Almost all pupils were set work during partial closures, but half of year 11s and 13s missed out

Almost all pupils were given some remote learning tasks by their teachers during partial school closures, but year 11 and 13 pupils were far less likely to receive work to do at home, according to new research.

Analysis of a survey of 40,000 UK households by the National Foundation for Educational Research found 90 per cent of parents whose children were not attending school in April 2020 reported their children received “some school work to complete at home”.

This was higher among primary and key stage 3 pupils, at least 94 per cent of whom were given some work to do.

However, only around three quarters of pupils at key stages 4 and 5 were given work to do at home, and analysis by age suggests almost half of year 11 and 13 pupils were not assigned any.

Jack Worth, lead economist at NFER, said it was “particularly concerning that so many year 11 and 13 pupils spent little or no time engaging in learning activities”.

“From September, these young people, particularly those from disadvantaged backgrounds, will need more support than ever after what will have been a six-month gap in their education.”

It comes amid mounting concern about learning missed by certain groups of pupils, particularly those at the end of their phase of study, and disadvantaged youngsters.

NFER’s research, based on data from the UK household longitudinal study, found that on average, pupils from higher-income households spent more time on school work.

For example, 41 per cent of secondary pupils from the highest-income households did at least four hours a day, compared to 23 per cent of those from the lowest-income households.

However, the research also found that parents in lower-income households spent more time helping with school work than those in better-off households.

The research also follows a dispute over whether schools have been providing enough work, particularly when it comes to online lessons.

Although government guidance states that there is “no expectation that teachers should live stream or provide pre-recorded videos”, some politicians have argued that those that have not done so are failing their pupils.

According to NFER’s analysis, offline lessons were much more frequent than online lessons.

For example, 85 per cent of primary pupils and 84 per cent of secondary pupils received at least one offline lesson a day, whereas 29 per cent of primary and 36 per cent of secondary pupils received at least one online lesson per day.

In its report, the NFER called for targeted interventions to address the effects of school closures on pupil engagement and attainment, and said schools and teachers were “best placed to identify which pupils need the most intensive support when schools fully open in September”.

The government should also support schools to adopt a “flexible approach” to children from high risk and very high risk households, for example by delaying the enforcement of absence fines, NFER said.

The organisation also called for catch-up funding to be weighted towards schools in disadvantaged areas, and that the government “consider what additional support could be made available for year 11 students as they enter key stage 5 or further education”.

Nick Brook, deputy general secretary of the National Association of Head Teachers, said the last term “has been unlike any schools have ever faced”, with school leaders having had to “effectively reinvent their schools a number of times over”.

“The current situation has reinforced what we have always known: however good the technology, it cannot replace the personal impact that a teacher has.

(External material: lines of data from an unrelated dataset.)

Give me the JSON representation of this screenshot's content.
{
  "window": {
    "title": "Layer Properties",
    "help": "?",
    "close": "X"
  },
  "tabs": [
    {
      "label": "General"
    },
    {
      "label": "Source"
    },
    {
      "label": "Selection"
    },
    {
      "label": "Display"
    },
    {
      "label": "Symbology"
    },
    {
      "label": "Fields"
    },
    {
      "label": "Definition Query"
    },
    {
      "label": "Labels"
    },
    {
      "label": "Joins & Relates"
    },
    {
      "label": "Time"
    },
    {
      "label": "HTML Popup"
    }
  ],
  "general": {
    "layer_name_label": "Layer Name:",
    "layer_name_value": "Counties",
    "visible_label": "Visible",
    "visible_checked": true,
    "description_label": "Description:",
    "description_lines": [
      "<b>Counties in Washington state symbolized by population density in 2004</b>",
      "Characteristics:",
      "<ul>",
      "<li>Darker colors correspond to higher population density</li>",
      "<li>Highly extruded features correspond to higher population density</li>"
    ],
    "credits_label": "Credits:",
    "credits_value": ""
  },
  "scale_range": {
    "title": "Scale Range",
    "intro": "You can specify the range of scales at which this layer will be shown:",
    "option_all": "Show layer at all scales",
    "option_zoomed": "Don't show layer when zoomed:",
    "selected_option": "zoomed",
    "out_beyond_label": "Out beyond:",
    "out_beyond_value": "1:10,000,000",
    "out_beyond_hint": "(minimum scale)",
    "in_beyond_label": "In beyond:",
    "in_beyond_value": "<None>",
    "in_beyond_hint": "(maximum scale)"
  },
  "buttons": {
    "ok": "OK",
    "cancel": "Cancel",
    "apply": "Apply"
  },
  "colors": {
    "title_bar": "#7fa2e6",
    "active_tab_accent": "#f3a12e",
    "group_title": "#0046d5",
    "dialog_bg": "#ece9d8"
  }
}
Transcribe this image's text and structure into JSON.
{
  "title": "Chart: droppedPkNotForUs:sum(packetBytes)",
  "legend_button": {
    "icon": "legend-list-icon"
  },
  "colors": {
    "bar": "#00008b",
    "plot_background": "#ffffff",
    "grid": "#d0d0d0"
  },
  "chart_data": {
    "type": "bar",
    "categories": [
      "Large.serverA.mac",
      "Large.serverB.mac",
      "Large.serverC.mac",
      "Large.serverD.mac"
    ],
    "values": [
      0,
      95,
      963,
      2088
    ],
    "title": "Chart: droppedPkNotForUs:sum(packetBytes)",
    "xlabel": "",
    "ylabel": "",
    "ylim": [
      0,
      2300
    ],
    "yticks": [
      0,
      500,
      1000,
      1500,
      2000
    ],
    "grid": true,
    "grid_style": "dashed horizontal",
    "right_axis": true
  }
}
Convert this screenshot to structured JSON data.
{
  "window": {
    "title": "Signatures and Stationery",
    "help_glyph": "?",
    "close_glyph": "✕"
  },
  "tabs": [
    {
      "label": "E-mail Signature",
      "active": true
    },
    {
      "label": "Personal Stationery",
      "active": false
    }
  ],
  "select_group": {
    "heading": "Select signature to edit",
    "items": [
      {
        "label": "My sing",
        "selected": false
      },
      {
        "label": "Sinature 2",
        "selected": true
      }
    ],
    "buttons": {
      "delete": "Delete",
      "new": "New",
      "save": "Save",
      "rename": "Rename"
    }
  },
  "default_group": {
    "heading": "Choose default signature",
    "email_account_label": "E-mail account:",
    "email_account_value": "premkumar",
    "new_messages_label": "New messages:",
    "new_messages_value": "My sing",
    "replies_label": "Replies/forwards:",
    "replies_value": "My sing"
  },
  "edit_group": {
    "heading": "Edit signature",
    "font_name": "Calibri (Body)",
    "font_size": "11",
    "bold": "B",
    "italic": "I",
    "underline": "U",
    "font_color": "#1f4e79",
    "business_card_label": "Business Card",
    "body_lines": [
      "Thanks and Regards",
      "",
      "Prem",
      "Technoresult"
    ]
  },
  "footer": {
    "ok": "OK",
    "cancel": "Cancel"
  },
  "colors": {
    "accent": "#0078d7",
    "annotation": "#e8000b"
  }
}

As we look to September, it will be those teachers and school leaders who support pupils with their transition back into school. This report reinforces that pupils will be returning to school each having had a very different experience of lockdown.”